Light sources consisted of 10W LED arrays from Shenzhen Yonton Opto Company with the three different
output wavelengths of 365 nm, 385 nm, and 405 nm. Because it was not readily possible to control the luminous
power of each array, the input power into the LED array was fixed and held constant by a commercial LED
driver (Shenzhen Yonton Opto Co. model: 10W[3x3]). Each LED array was powered by the same 10W constant
current DC power source. All of these components were from a single source supplier. Each chip was identical
in form factor and input power. In addition to the three LED arrays, a 9W 365 nm UV Fluorescent bulb (UV-9W
365 nm) was also investigated. A Thorlabs UV-Vis spectrometer (model: CCS100) was used to quantify the
wavelength produced by each light source. A Thorlabs Digital Handheld Optical Power and Energy Meter

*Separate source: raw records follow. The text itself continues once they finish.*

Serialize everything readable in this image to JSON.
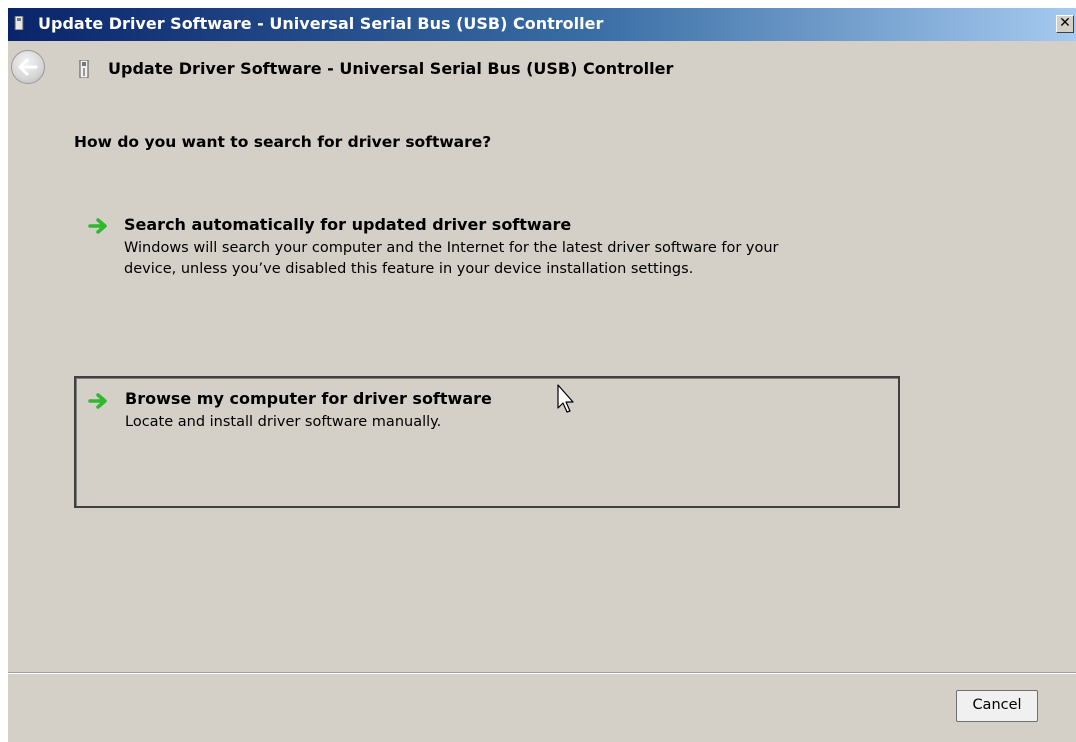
{
  "window": {
    "title": "Update Driver Software - Universal Serial Bus (USB) Controller",
    "close_label": "✕"
  },
  "header": {
    "title": "Update Driver Software - Universal Serial Bus (USB) Controller"
  },
  "main": {
    "question": "How do you want to search for driver software?",
    "options": [
      {
        "title": "Search automatically for updated driver software",
        "description_lines": [
          "Windows will search your computer and the Internet for the latest driver software for your",
          "device, unless you’ve disabled this feature in your device installation settings."
        ]
      },
      {
        "title": "Browse my computer for driver software",
        "description_lines": [
          "Locate and install driver software manually."
        ]
      }
    ]
  },
  "footer": {
    "cancel_label": "Cancel"
  },
  "colors": {
    "titlebar_start": "#0a246a",
    "titlebar_end": "#a6caf0",
    "window_bg": "#d4d0c8",
    "arrow_green": "#2eb82e"
  },
  "icons": {
    "title": "usb-device-icon",
    "back": "back-arrow-icon",
    "header": "usb-device-icon",
    "option_arrow": "green-arrow-icon",
    "pointer": "mouse-pointer-icon"
  }
}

Console (model: PM100D) with 5 mm dia integrating sphere (model: S140C) was used to quantify the flux.
Figure 3: Post-Cure Chamber Used for Radiant Flux Experiments

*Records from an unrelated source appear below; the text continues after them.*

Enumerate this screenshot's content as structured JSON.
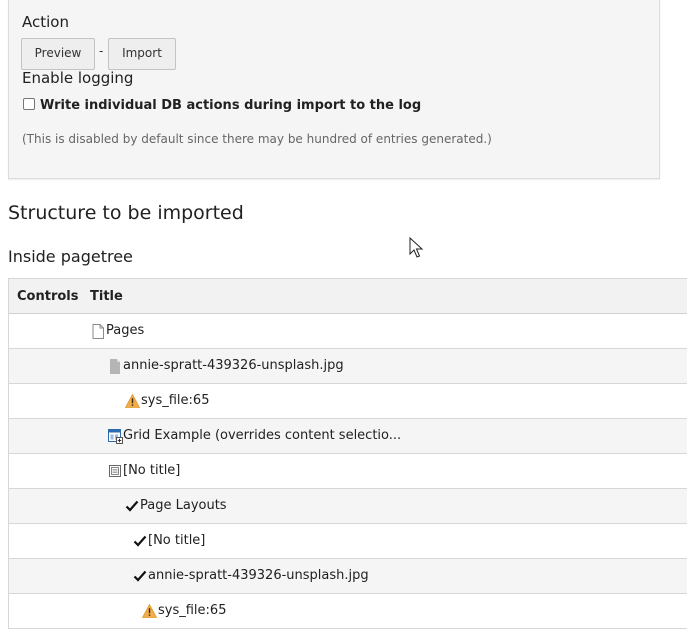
{
  "settings": {
    "action_label": "Action",
    "preview_button": "Preview",
    "separator": "-",
    "import_button": "Import",
    "logging_label": "Enable logging",
    "log_checkbox_label": "Write individual DB actions during import to the log",
    "log_checkbox_checked": false,
    "log_hint": "(This is disabled by default since there may be hundred of entries generated.)"
  },
  "structure": {
    "heading": "Structure to be imported",
    "subheading": "Inside pagetree",
    "columns": [
      "Controls",
      "Title"
    ],
    "rows": [
      {
        "icon": "page-icon",
        "title": "Pages"
      },
      {
        "icon": "file-icon",
        "title": "annie-spratt-439326-unsplash.jpg"
      },
      {
        "icon": "warning-icon",
        "title": "sys_file:65"
      },
      {
        "icon": "grid-content-icon",
        "title": "Grid Example (overrides content selectio..."
      },
      {
        "icon": "content-element-icon",
        "title": "[No title]"
      },
      {
        "icon": "checkmark-icon",
        "title": "Page Layouts"
      },
      {
        "icon": "checkmark-icon",
        "title": "[No title]"
      },
      {
        "icon": "checkmark-icon",
        "title": "annie-spratt-439326-unsplash.jpg"
      },
      {
        "icon": "warning-icon",
        "title": "sys_file:65"
      }
    ]
  },
  "colors": {
    "warning": "#f0ad4e",
    "grid_icon_blue": "#2b6cb0",
    "panel_bg": "#f5f5f5"
  }
}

TABLE 1: MEASURED OUTPUT OF LIGHT SOURCES
Array Wavelength (nm) Peak Wavelength (nm) Power (mW)
405 406.9 3.41
385 389.2 1.61
365 368.1 1.17

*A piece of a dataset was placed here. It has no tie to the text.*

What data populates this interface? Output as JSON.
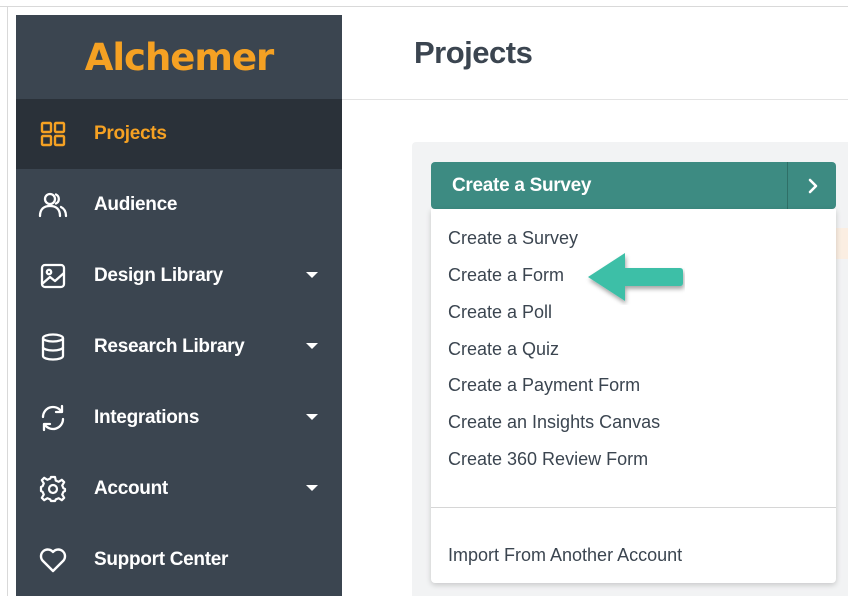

Fluorescent 365 366 0.923
FORMLABS WHITE PAPER: How Mechanical Properties of Stereolithography 3D Prints are Affected by UV Curing 5
The evaluation of the light sources is summarized in Table 1. Results verify that each light source produces
light near enough to the specified wavelength but to differing efficiencies for the same input power of 10W.
Figures 4 through Figure 7 show the spectra for each light source. The LED arrays produce similar peaks
around but slightly above the reported nominal value of the array. The 9W UV fluorescent bulb shows a
broader peak around 365 nm in addition to the expected Mercury spectrum overlay.
Figure 4: Spectrum of 365 nm 10W LED Array
Figure 6: Spectrum of 405 nm 10W LED Array
Figure 5: Spectrum of 385 nm 10W LED Array
Figure 7: Spectrum of 365 nm 9W Fluorescent Bulb
FORMLABS WHITE PAPER: How Mechanical Properties of Stereolithography 3D Prints are Affected by UV Curing 6
RESULTS AND DISCUSSION:
Our study of the effects of three wavelengths, 365 nm, 385 nm, and 405 nm, on the post-cured mechanical
properties of printed parts showed a distinct difference. The results of these experiments are shown in
Figures 8 and 9.
We find that the best modulus and tensile strength are developed by post-curing with a 405 nm light source.
With a post-cure of 120 minutes and 44 C, the modulus at 365 nm is only 67% that of the 405 nm samples.
There is a significant difference in the post-cured properties at each wavelength, especially so at shorter
post-cure times. This is not surprising given that Formlabs resins are designed to work with the Form 1,
Form 1+, and Form 2 printers, all of which use a 405 nm laser. While 365 nm and 385 nm light both produce
post-cured modulus and tensile strengths that are higher than uncured green state samples shown at t=0,
neither approach the properties obtained with a 405 nm source post-cure.
Figure 8: Effect of Clear V2 Post-Cure Wavelength on Ultimate Tensile Strength
Figure 9: Effect of Clear V2 Post-Cure Wavelength on Modulus
FORMLABS WHITE PAPER: How Mechanical Properties of Stereolithography 3D Prints are Affected by UV Curing 7
The effect of temperature on the post-cured modulus